Gibson then warned both benches. He said he ejected Frazier when he left first base to continue arguing, which is an “ejectable offense.” Arrieta already had hit Pete Alonso with the second pitch of the game.

“I deemed the pitch by Arrieta unintentional, and then Frazier, on his way to first base, I got in between him and J.T. Realmuto,” Gibson said after the Mets’ 6-5 victory. “Basically, the way it all went down, the way the emotions were running, I decided I needed to issue warnings because it was unintentional, in my judgment.”

The benches didn’t clear, but the door to the Mets’ bullpen in right-centerfield opened, with players at the ready.

After the game, Arrieta was frustrated with Frazier and told reporters, “He can come see me. I’ll put a dent in his skull.”

When the game resumed, Dominic Smith, who restrained Frazier after he was ejected, doubled down the rightfield line to move pinch runner Adeiny Hechavarria to third base.

The next batter, Amed Rosario, also was hit by a changeup. Arrieta was not ejected, though, even after the warning — and that got Callaway fuming.

He stormed from the top step of the dugout and unleashed choice words toward Gibson, who wasted no time in ejecting him. Callaway stuck around a few minutes, likely arguing about the reasoning behind issuing a warning that wasn’t enforced not five minutes later.

“When I went out there, we had just got one of our players thrown out and then the guy hits a batter two batters later,” Callaway said. “ I felt like I needed to protect our players at that point.

“He didn’t think he was intentionally throwing at him, and I get that part,” said Callaway, who was tossed for the sixth time in his career and the fourth time this season. “But I mean, damn, we just got one of our guys thrown out because of the whole debacle. And their guy gets to stay in.”

With the bases loaded, Tomas Nido split the right-centerfield gap for a bases-clearing double that gave the Mets a 6-4 lead and chased Arrieta.

In the top of the seventh inning, Robert Gsellman hit Jean Segura with a 96-mph sinker on a 1-and-1 count.

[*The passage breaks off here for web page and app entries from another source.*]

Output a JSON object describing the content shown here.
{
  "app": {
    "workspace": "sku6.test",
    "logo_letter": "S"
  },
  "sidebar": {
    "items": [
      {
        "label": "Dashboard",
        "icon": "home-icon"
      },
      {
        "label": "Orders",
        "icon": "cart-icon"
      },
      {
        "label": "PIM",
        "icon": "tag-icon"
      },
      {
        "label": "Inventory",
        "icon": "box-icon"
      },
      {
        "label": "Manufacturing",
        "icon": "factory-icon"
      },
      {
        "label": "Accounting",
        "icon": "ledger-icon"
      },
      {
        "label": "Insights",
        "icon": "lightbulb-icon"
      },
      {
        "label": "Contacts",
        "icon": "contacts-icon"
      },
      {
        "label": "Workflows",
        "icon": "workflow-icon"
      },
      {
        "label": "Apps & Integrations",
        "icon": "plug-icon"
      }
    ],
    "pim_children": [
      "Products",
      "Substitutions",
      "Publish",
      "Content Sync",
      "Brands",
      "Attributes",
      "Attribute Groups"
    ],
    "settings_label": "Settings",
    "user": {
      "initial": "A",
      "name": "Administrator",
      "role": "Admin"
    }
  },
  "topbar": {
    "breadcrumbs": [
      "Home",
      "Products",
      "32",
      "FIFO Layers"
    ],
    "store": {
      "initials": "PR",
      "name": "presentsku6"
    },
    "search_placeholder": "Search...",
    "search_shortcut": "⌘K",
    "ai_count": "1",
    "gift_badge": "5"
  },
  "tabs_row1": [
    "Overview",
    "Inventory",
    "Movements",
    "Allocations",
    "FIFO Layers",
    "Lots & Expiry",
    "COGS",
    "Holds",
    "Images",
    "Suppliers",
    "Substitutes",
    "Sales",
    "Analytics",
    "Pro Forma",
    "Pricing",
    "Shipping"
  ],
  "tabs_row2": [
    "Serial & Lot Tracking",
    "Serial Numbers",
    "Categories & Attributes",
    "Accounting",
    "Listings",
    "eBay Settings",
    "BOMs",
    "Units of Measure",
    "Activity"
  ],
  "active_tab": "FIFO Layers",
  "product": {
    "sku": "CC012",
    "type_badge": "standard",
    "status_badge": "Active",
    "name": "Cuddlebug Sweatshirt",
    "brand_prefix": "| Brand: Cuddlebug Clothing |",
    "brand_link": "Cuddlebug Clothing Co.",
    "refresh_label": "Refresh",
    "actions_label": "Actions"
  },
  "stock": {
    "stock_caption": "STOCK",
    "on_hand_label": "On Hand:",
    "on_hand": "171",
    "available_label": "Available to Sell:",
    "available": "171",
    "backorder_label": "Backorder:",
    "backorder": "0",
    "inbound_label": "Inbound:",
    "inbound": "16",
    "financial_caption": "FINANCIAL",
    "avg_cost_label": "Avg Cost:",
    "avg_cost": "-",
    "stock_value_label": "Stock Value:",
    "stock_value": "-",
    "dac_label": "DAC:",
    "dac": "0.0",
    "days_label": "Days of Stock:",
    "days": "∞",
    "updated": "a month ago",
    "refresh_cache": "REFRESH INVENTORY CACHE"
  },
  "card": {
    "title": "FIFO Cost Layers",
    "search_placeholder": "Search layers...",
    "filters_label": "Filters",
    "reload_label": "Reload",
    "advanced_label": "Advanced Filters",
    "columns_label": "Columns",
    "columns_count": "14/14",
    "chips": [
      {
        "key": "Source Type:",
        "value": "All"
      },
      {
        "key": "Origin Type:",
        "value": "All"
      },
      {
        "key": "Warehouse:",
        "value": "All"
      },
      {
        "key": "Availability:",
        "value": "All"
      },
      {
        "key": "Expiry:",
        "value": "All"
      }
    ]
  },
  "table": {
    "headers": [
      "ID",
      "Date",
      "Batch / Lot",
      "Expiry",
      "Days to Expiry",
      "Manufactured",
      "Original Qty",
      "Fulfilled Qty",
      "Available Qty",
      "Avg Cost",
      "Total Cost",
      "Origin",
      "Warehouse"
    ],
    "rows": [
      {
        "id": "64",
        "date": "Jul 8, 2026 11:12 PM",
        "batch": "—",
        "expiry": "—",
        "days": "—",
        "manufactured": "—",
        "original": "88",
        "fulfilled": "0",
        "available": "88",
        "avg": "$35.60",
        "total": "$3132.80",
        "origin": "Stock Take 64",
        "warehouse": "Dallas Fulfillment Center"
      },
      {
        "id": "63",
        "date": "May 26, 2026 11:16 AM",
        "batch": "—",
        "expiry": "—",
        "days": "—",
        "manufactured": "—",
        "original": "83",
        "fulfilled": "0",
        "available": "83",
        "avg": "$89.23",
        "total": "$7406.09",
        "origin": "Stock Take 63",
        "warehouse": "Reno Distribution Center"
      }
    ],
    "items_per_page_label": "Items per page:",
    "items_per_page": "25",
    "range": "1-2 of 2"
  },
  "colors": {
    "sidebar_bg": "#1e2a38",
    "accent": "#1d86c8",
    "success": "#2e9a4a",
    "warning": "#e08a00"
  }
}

He was not ejected — Gibson said he deemed each hit-by-pitch during the game as unintentional — but he was replaced by Steven Matz with the lefty-swinging Bryce Harper coming to bat. Segura scored on Realmuto’s single.

In April, Jacob Rhame threw a pair of hard fastballs up near Rhys Hoskins’ head in the ninth inning of an eventual 9-0 Mets win, and the dugouts cleared. No brawl ensued, but both benches were warned.

The next night, Hoskins homered off Rhame in a 6-0 Phillies win and leisurely took his time rounding the bases. His 360-foot trip was clocked at 34.23 seconds, more of a home run crawl than a home run trot.

Perhaps the bad blood from the division rivals’ early encounter is still fresh for both teams. Both crew chief Brian Gorman and Gibson said they were cognizant of the past but focused on the present situation.

“You know the past, but we try to treat every day as a new day,” Gorman said. “If a situation arises, then we handle it.”

Said Gibson: “You let the game play out, and you have to react as necessary.”

New York Sports